Regulators in Australia and around the world have quickly responded to COVID-19 by adapting their working methods, adjusting their priorities, implementing new policies and refocusing their enforcement approaches. Partners Melissa Fai, Richard Harris, Deborah Johns and Luke Woodward discuss that in Australia:

  • FIRB has temporarily reduced all monetary thresholds to zero, and has adjusted internal processes to deal with the increased volume of applications that has resulted. Urgent applications are still being dealt with in a timely way but other applications are taking much longer to process.  Simultaneously, and separate from the COVID-19 measures, new legislation is in the works which will introduce a new approval regime for transactions relating to sensitive national security businesses.
  • ASIC is implementing temporary changes that facilitate electronic signatures and virtual company meetings and provide some insolvent trading relief, while maintaining its existing approach to other areas such as insider trading. It has focused on consumer protection enforcement but is also continuing and commencing broader investigations.
  • The ASX and ASIC are implementing temporary relaxations to continuous disclosure and capital raising requirements.
  • APRA has temporarily offered special capital treatment to banks that have deferred loan repayments, and issued guidance for capital management and distributions by financial institutions and insurers, while relaxing some requirements.
  • AUSTRAC has issued guidance and made temporary rule changes to help businesses meet their “know your customer” obligations, and indicated some flexibility in reporting obligations.

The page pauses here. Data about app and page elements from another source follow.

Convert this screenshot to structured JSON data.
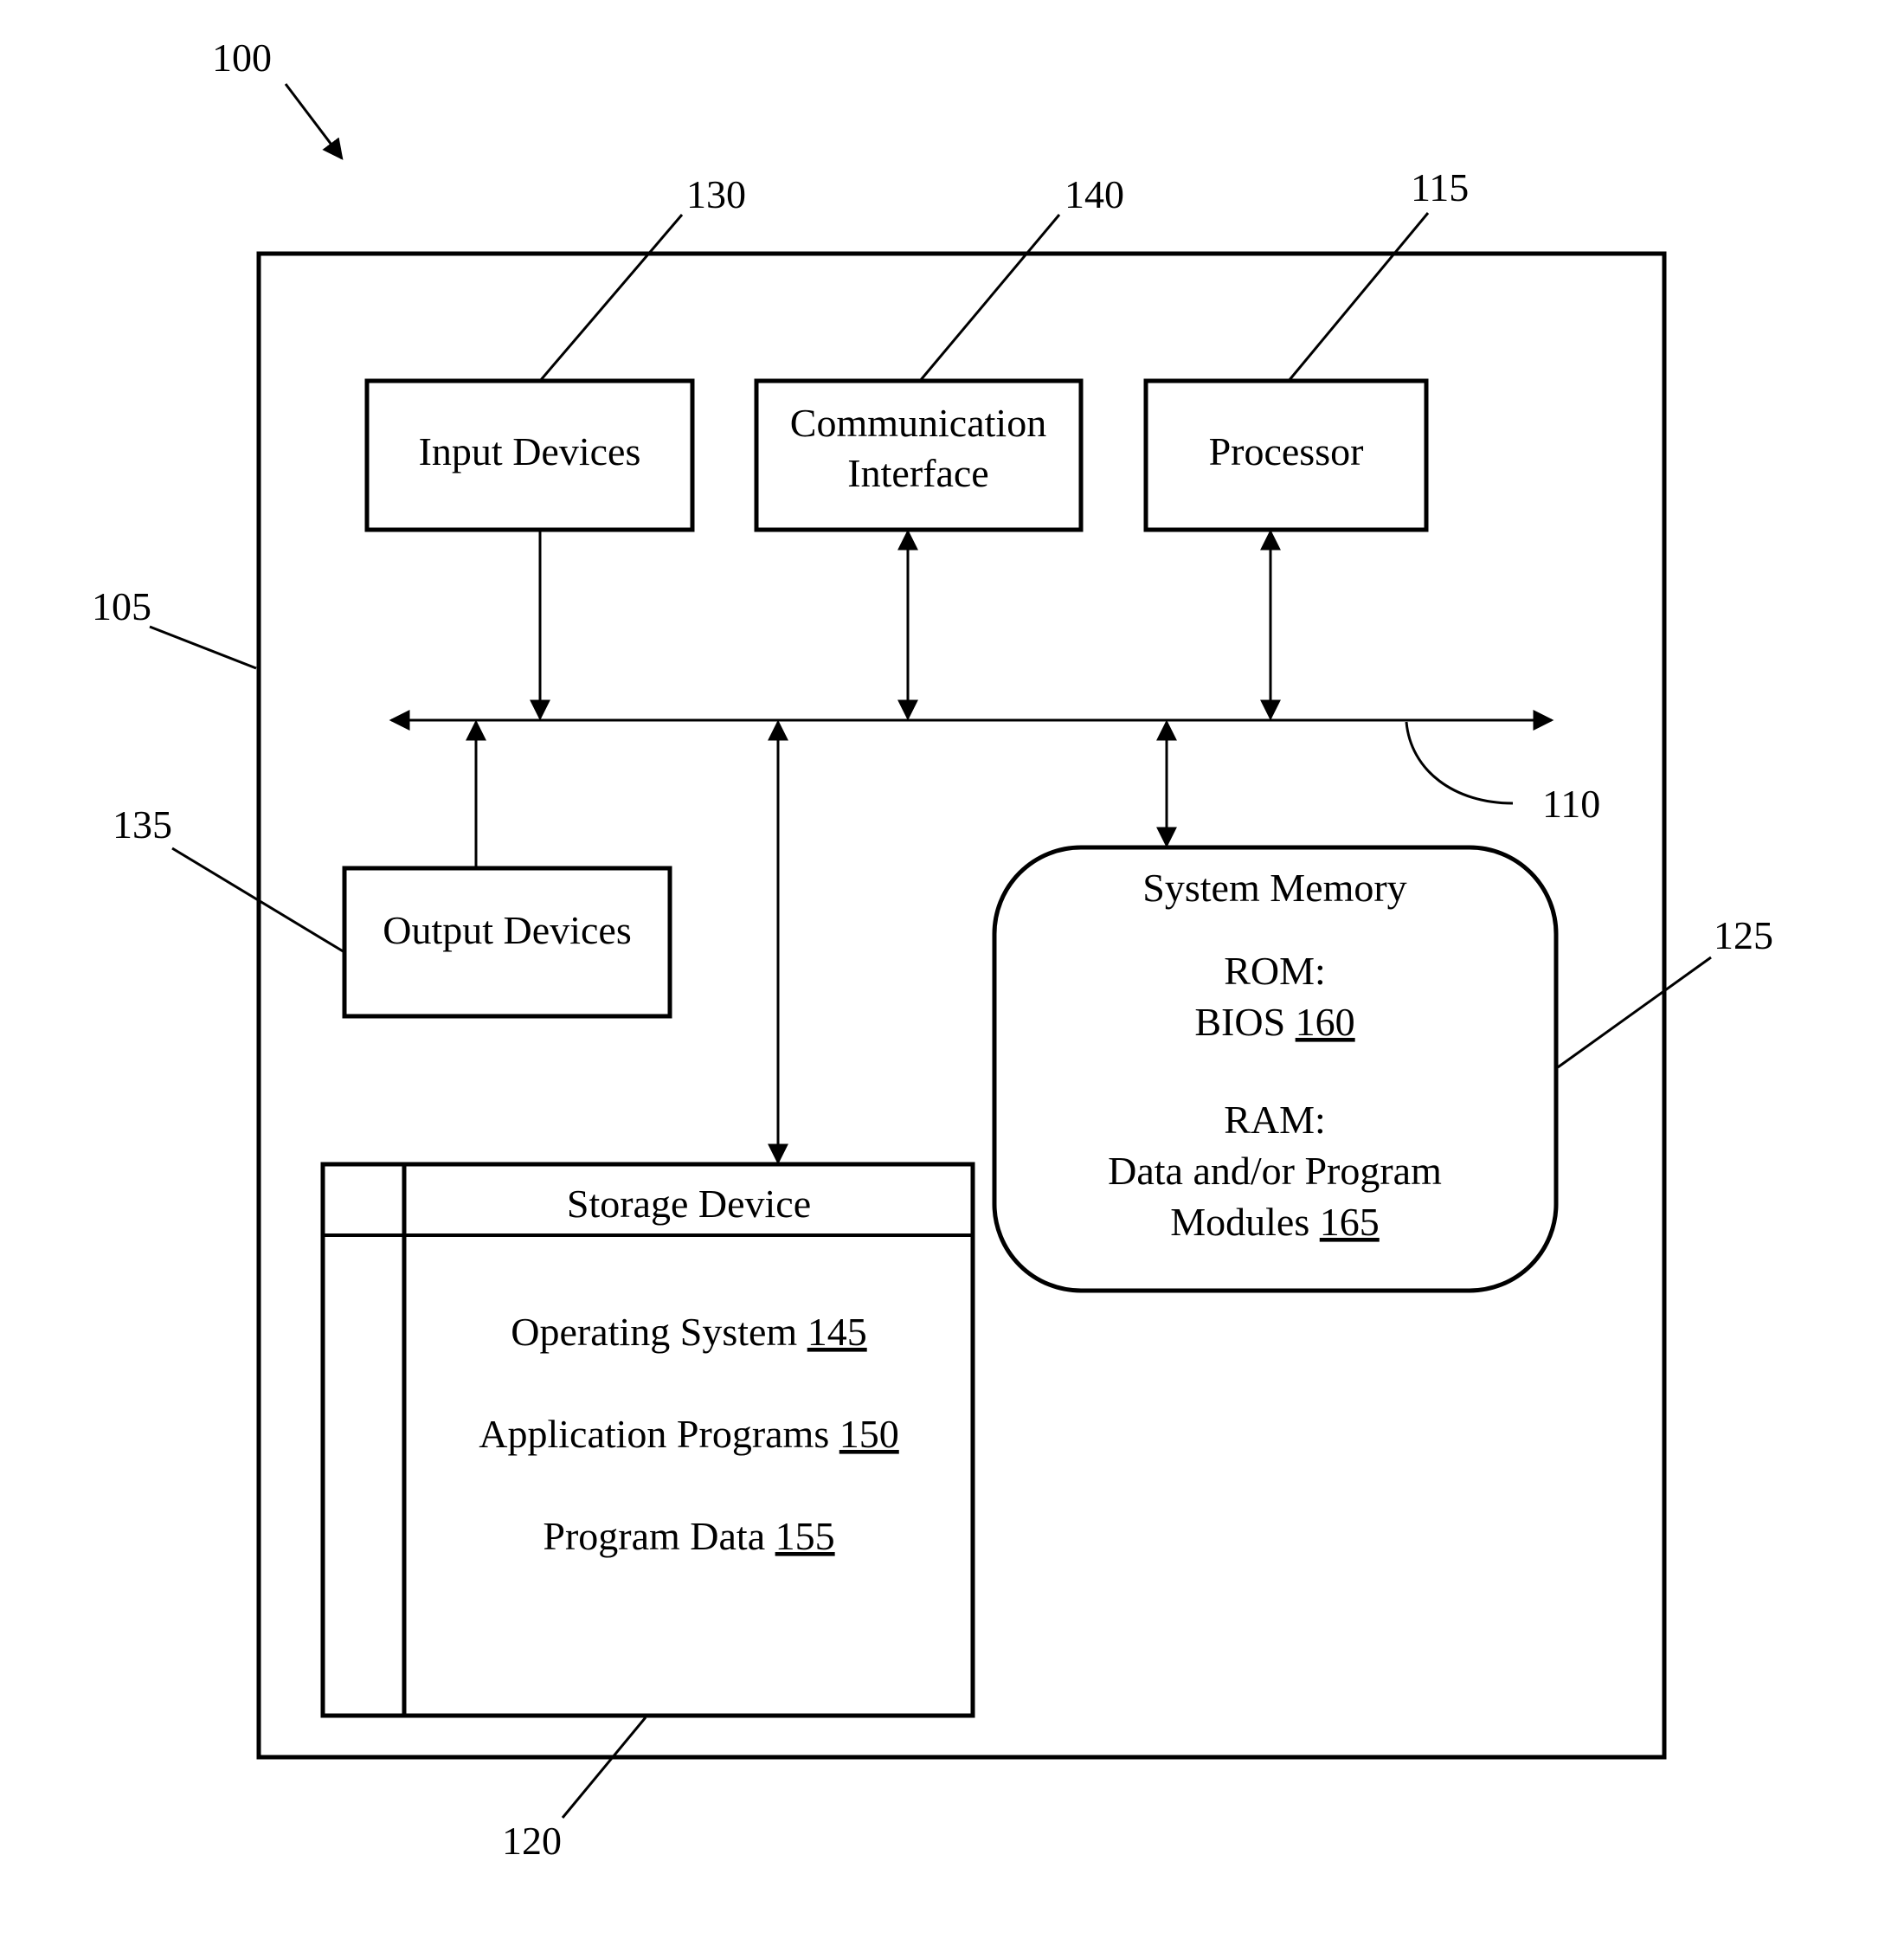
{
  "figure": {
    "figure_ref": "100",
    "system_ref": "105",
    "bus_ref": "110",
    "components": {
      "input_devices": {
        "label": "Input Devices",
        "ref": "130"
      },
      "communication_interface": {
        "label_lines": [
          "Communication",
          "Interface"
        ],
        "ref": "140"
      },
      "processor": {
        "label": "Processor",
        "ref": "115"
      },
      "output_devices": {
        "label": "Output Devices",
        "ref": "135"
      },
      "system_memory": {
        "title": "System Memory",
        "ref": "125",
        "rom_label": "ROM:",
        "bios_text": "BIOS ",
        "bios_ref": "160",
        "ram_label": "RAM:",
        "ram_line1": "Data and/or Program",
        "modules_text": "Modules ",
        "modules_ref": "165"
      },
      "storage_device": {
        "title": "Storage Device",
        "ref": "120",
        "items": [
          {
            "text": "Operating System ",
            "ref": "145"
          },
          {
            "text": "Application Programs ",
            "ref": "150"
          },
          {
            "text": "Program Data ",
            "ref": "155"
          }
        ]
      }
    }
  }
}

  • The ACCC has prioritised consumer protection and urgent interim authorisations allowing coordinated responses to COVID-19, though it has continued to progress merger assessments and is now resuming enforcement actions.

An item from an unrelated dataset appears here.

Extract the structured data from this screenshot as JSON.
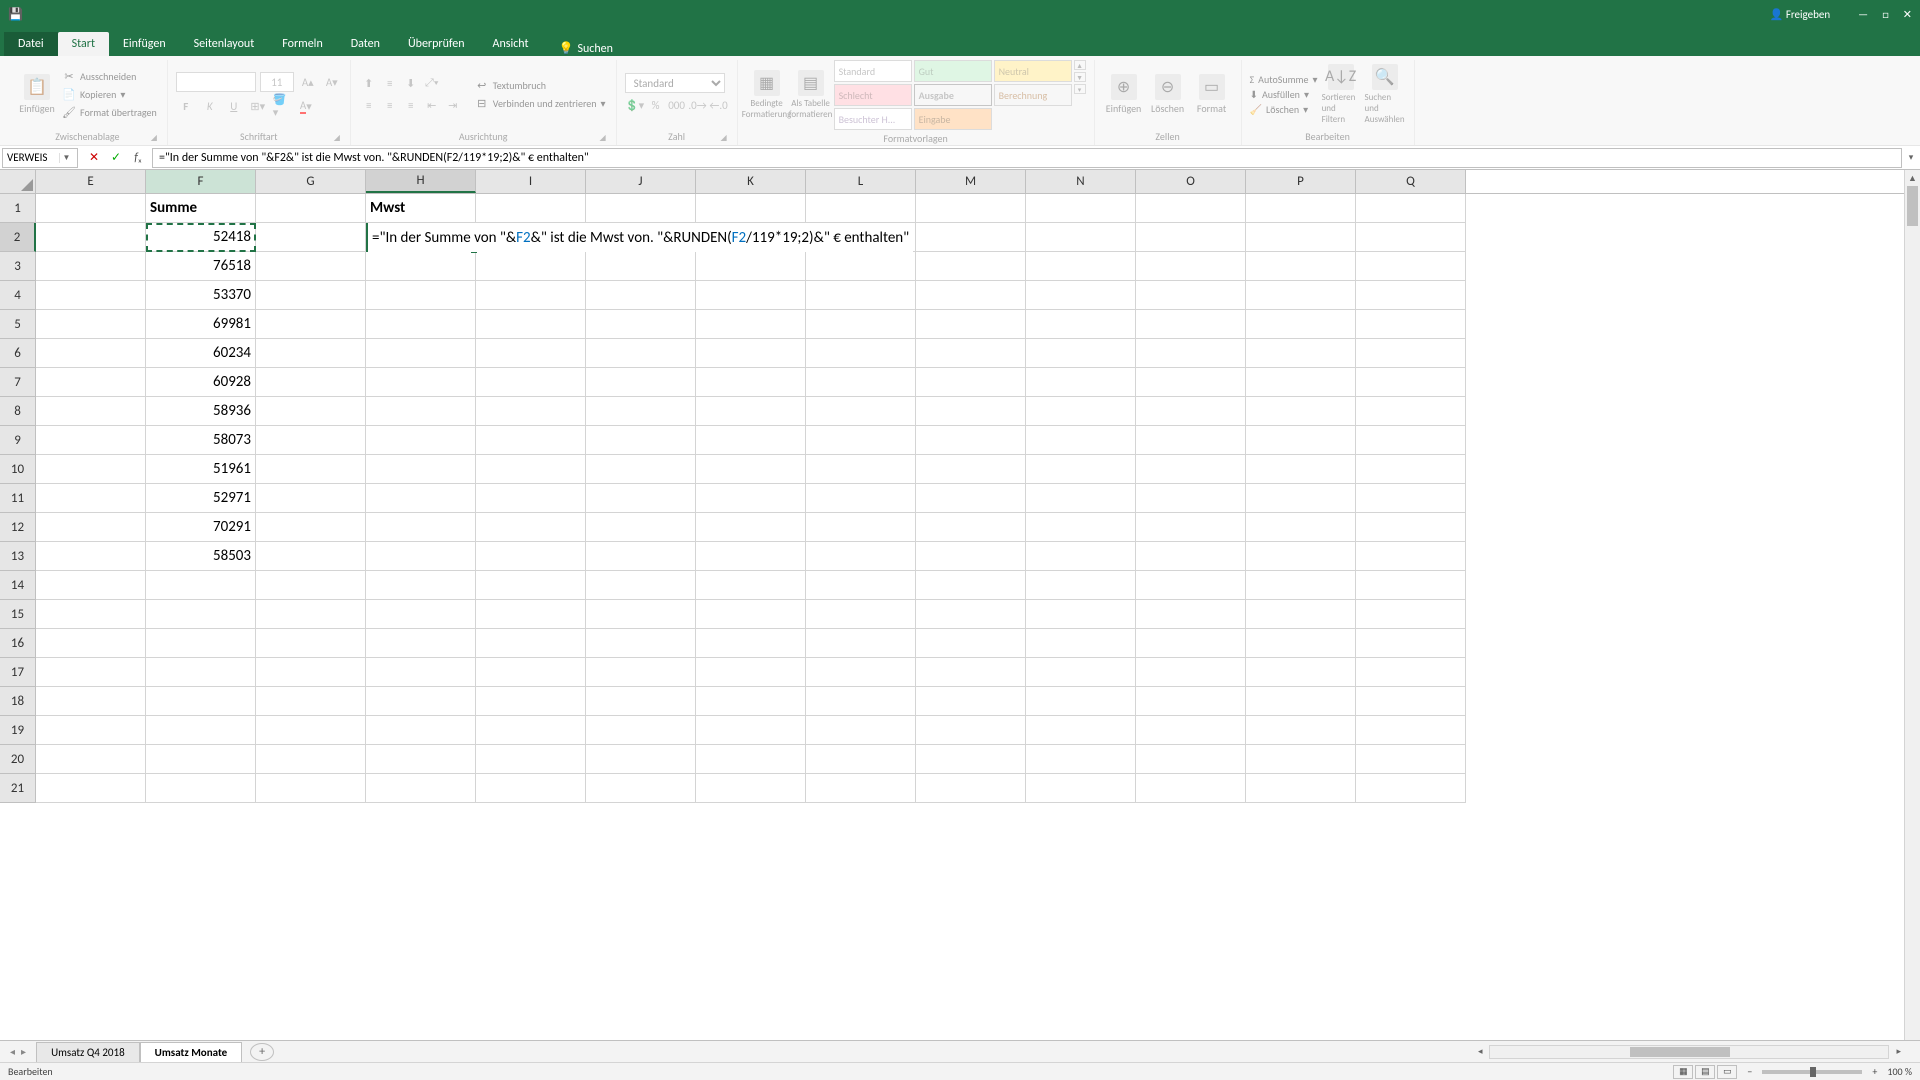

  • The OAIC has issued key guidance to assist businesses face the privacy risks and challenges presented by the pandemic, including the increased collection of health information and security risks of remote working, and has consulted on privacy aspects of the new COVIDSafe app and related legislation.

These responses will continue to evolve as the pandemic, public health measures and the economy move past the initial phases and into the recovery.

See the full recording of our webinar below.